And there have been many attempts not only to portray the OWS protesters as law-breakers, but also attempts to bait them into taking unlawful action – which happily have so far failed.

The key point for those of us trying to improve the way progressives talk about our policies is that OWS is being incredibly successful, and very difficult to discredit, exactly because of how well it is aligning with the five moral dimensions, and how authentic that alignment is.

Warning: Bad Is Stronger Than Good But It’s Terrible For Running A Country

A few days ago I promised to start working out some positioning statements for OWS (and progressives in general). The point I made was that the right wing has staked out some excellent (although also horrible in practice) positions such as “taxes are bad” and “government is bad.”

I argued that these are great positions from a marketing perspective because they focus on “bad” instead of good (taking advantage of “bad is stronger than good“). “Bad is stronger than good” is an important concept from a marketing standpoint, but there is a counterpoint. As Simone Weil observed,

Imaginary evil is romantic and varied; real evil is gloomy, monotonous, barren, boring. Imaginary good is boring; real good is always new, marvelous, intoxicating.
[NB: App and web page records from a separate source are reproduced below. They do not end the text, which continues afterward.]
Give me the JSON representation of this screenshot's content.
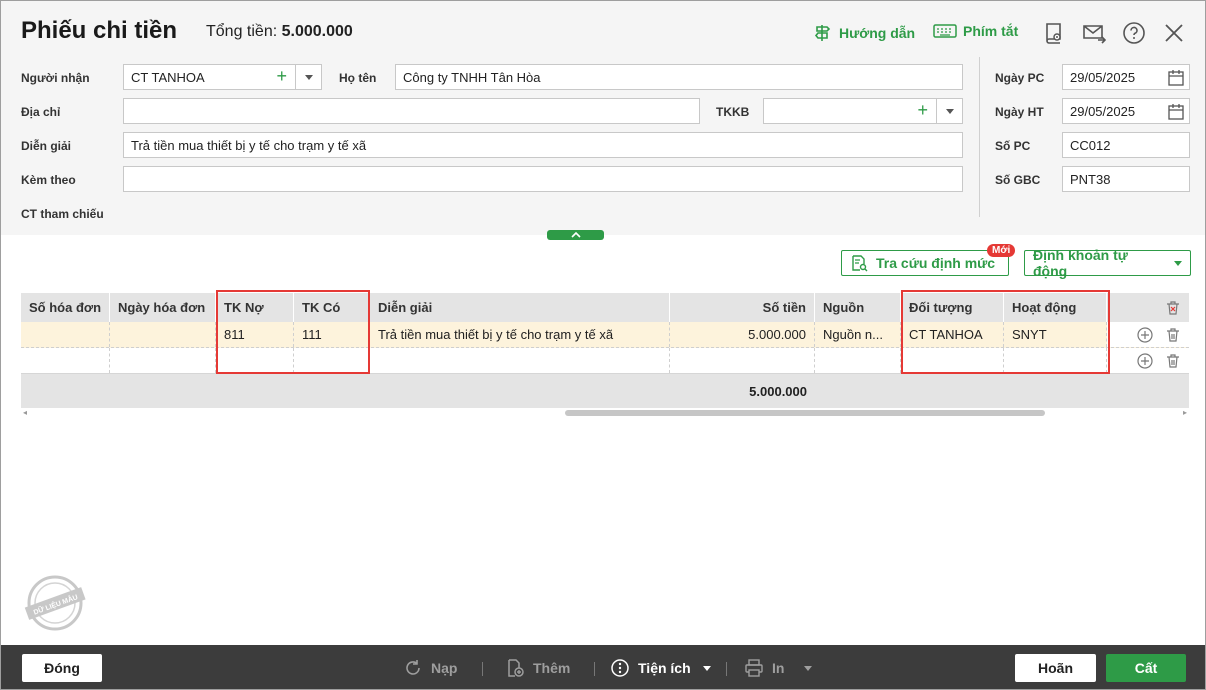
{
  "title": "Phiếu chi tiền",
  "total_label": "Tổng tiền:",
  "total_value": "5.000.000",
  "header_links": {
    "guide": "Hướng dẫn",
    "shortcuts": "Phím tắt"
  },
  "form": {
    "recipient_label": "Người nhận",
    "recipient_value": "CT TANHOA",
    "fullname_label": "Họ tên",
    "fullname_value": "Công ty TNHH Tân Hòa",
    "address_label": "Địa chỉ",
    "address_value": "",
    "tkkb_label": "TKKB",
    "tkkb_value": "",
    "description_label": "Diễn giải",
    "description_value": "Trả tiền mua thiết bị y tế cho trạm y tế xã",
    "attach_label": "Kèm theo",
    "attach_value": "",
    "reference_label": "CT tham chiếu",
    "pc_date_label": "Ngày PC",
    "pc_date_value": "29/05/2025",
    "ht_date_label": "Ngày HT",
    "ht_date_value": "29/05/2025",
    "pc_no_label": "Số PC",
    "pc_no_value": "CC012",
    "gbc_no_label": "Số GBC",
    "gbc_no_value": "PNT38"
  },
  "actions": {
    "lookup": "Tra cứu định mức",
    "new_badge": "Mới",
    "auto_account": "Định khoản tự động"
  },
  "table": {
    "headers": [
      "Số hóa đơn",
      "Ngày hóa đơn",
      "TK Nợ",
      "TK Có",
      "Diễn giải",
      "Số tiền",
      "Nguồn",
      "Đối tượng",
      "Hoạt động"
    ],
    "rows": [
      [
        "",
        "",
        "811",
        "111",
        "Trả tiền mua thiết bị y tế cho trạm y tế xã",
        "5.000.000",
        "Nguồn n...",
        "CT TANHOA",
        "SNYT"
      ],
      [
        "",
        "",
        "",
        "",
        "",
        "",
        "",
        "",
        ""
      ]
    ],
    "sum_amount": "5.000.000"
  },
  "stamp_text": "DỮ LIỆU MẪU",
  "footer": {
    "close": "Đóng",
    "reload": "Nạp",
    "add": "Thêm",
    "utilities": "Tiện ích",
    "print": "In",
    "cancel": "Hoãn",
    "save": "Cất"
  },
  "colors": {
    "accent": "#2e9b47",
    "highlight_box": "#e53935",
    "footer_bg": "#3c3c3c",
    "row_selected": "#fdf3dc"
  }
}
I ran across this quote yesterday, in Gretchen Rubin‘s The Happiness Project, and it made me realize there are two sides to the “Bad is stronger than Good” meme. While “bad” is useful for marketing, “good” is boring as a marketing message but much better for governing. This is to a large degree the source of the GOP’s big problems, that are just getting bigger – their positions are fundamentally destructive and “gloomy and boring” – they can only take stuff away from us, not create stuff for us. And it points out a critical thing we need to keep in mind as we craft new, stronger positions for progressive policies. Our challenge as progressives is to come up with strong positions – which means they need to reflect the fact that bad is stronger than good, as well as other marketing basics – that also allow us to do effective governing.

I Demand No Demands From OWS!
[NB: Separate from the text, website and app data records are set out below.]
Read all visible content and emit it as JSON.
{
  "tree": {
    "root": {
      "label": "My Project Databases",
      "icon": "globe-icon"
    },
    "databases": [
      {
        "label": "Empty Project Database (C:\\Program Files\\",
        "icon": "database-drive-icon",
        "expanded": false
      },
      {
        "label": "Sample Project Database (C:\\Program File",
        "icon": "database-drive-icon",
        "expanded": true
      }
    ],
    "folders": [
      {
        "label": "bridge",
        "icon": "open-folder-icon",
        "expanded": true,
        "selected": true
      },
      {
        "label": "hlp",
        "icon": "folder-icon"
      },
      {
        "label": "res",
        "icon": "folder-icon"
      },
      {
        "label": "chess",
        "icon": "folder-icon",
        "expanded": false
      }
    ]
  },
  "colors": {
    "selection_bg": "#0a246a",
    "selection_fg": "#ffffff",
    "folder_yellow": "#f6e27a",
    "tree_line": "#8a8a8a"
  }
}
Let's focus on a message, not demandsCreative Commons License photo credit: Jay Santiago
Let's focus on a message, not demands
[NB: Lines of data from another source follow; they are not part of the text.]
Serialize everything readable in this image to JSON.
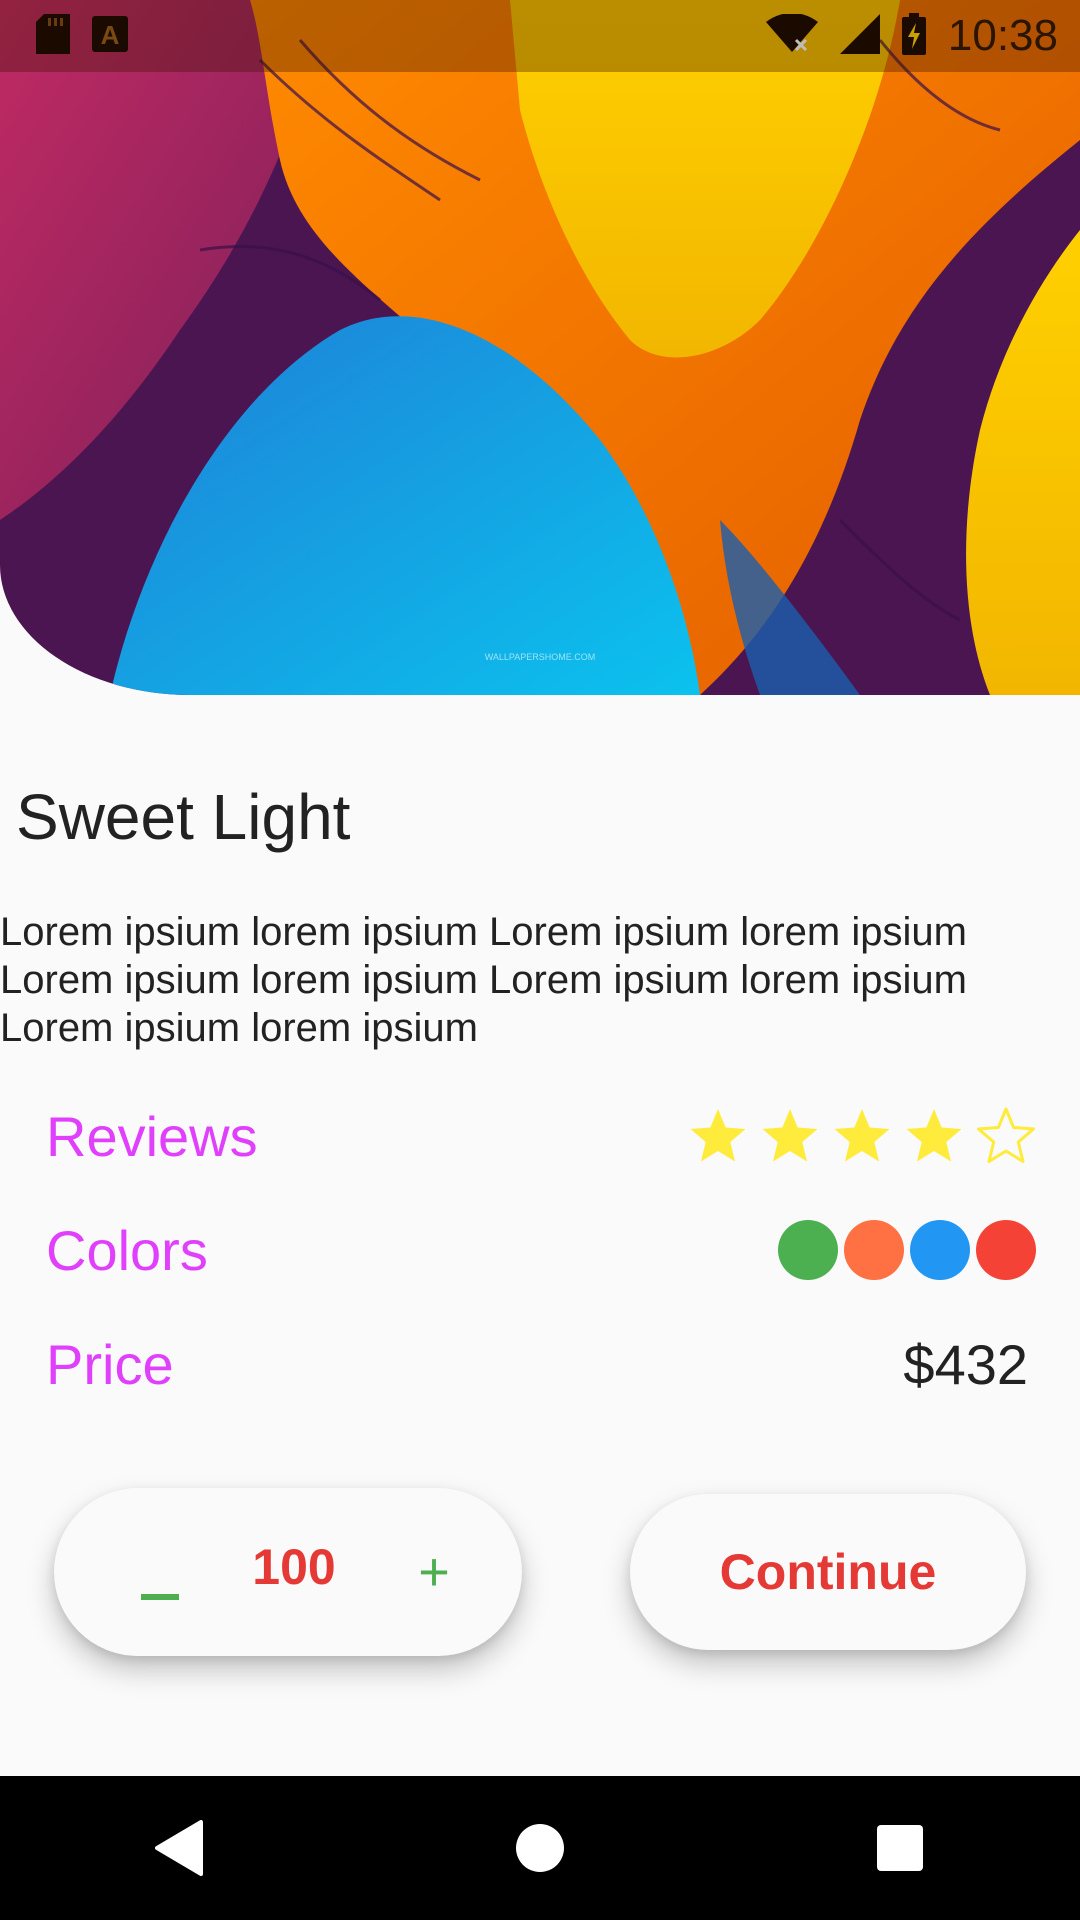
{
  "status_bar": {
    "time": "10:38",
    "icons": [
      "sd-card-icon",
      "a-notification-icon",
      "wifi-off-icon",
      "signal-icon",
      "battery-charging-icon"
    ]
  },
  "hero": {
    "watermark": "WALLPAPERSHOME.COM",
    "colors": [
      "#d23b6e",
      "#6a1f63",
      "#ff7a00",
      "#f7c600",
      "#0bb4e8",
      "#3b0f4a"
    ]
  },
  "product": {
    "title": "Sweet Light",
    "description": "Lorem ipsium lorem ipsium Lorem ipsium lorem ipsium Lorem ipsium lorem ipsium Lorem ipsium lorem ipsium Lorem ipsium lorem ipsium"
  },
  "details": {
    "reviews_label": "Reviews",
    "rating": 4,
    "rating_max": 5,
    "colors_label": "Colors",
    "swatches": [
      "#4caf50",
      "#ff7043",
      "#2196f3",
      "#f44336"
    ],
    "price_label": "Price",
    "price": "$432"
  },
  "actions": {
    "minus_label": "_",
    "quantity": "100",
    "plus_label": "+",
    "continue_label": "Continue"
  },
  "theme": {
    "accent_label": "#e040fb",
    "action_red": "#e53935",
    "action_green": "#4caf50",
    "star": "#ffeb3b"
  }
}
So, I keep hearing that a problem with Occupy Wall Street (OWS) is the lack of demands, and I think this is actually a feature of OWS right now. If they had demands, then their overall message of suffering would get sidelined, I think. OWS should not be (at this point anyway) about demands, it should be about a message of deep unfairness and unbalance in the economy, a structural inbalance that’s caused by excessive influence of the financial and business sectors in politics. So there’s a message, but there are no demands in that. In fact, if you think of the right wing positions, there are not really demands, except stupid simplistic ones that we don’t believe, there are just positions – taxes are bad, government is bad, business is good, states are better than Feds, the government is corrupt. Some demands come out of there, but they are extremely inchoate – Lower Taxes! Smaller Government! But mostly they are just about positions.

So what OWS needs is some good positions – these are what Lakoff calls “frames” in a certain way. And OWS needs its positions to be highly simplified versions of things like “no special treatment for financial companies.” That does not roll off the tongue. Compare it to “taxes are bad.” We need phrases like that, that resonate, that are simple, that overly simplify, but that are simple to say and remember, and get the point across. It’s always harder to do this for positive messages – the right wing is all about negative messages, and those are easy.

But let’s think about the simplest possible trope here, in comparison to “x is bad,” which is the right wing trope. The simplest alternative is “x is good.” What can we say is good without sounding stupid? Or at least having a resonant position? “Police are good.” “Having a police force is good.” “Public education is a good thing.” Not quite as tripping off the tongue as the taxes one. Another possibility is “Government is good.” That sounds way too Big Brother-ish. I wonder if there is a version of that trope, though, that could work?

Tomorrow, a lot more on how to turn the weak-kneed “x is good” into something really compelling.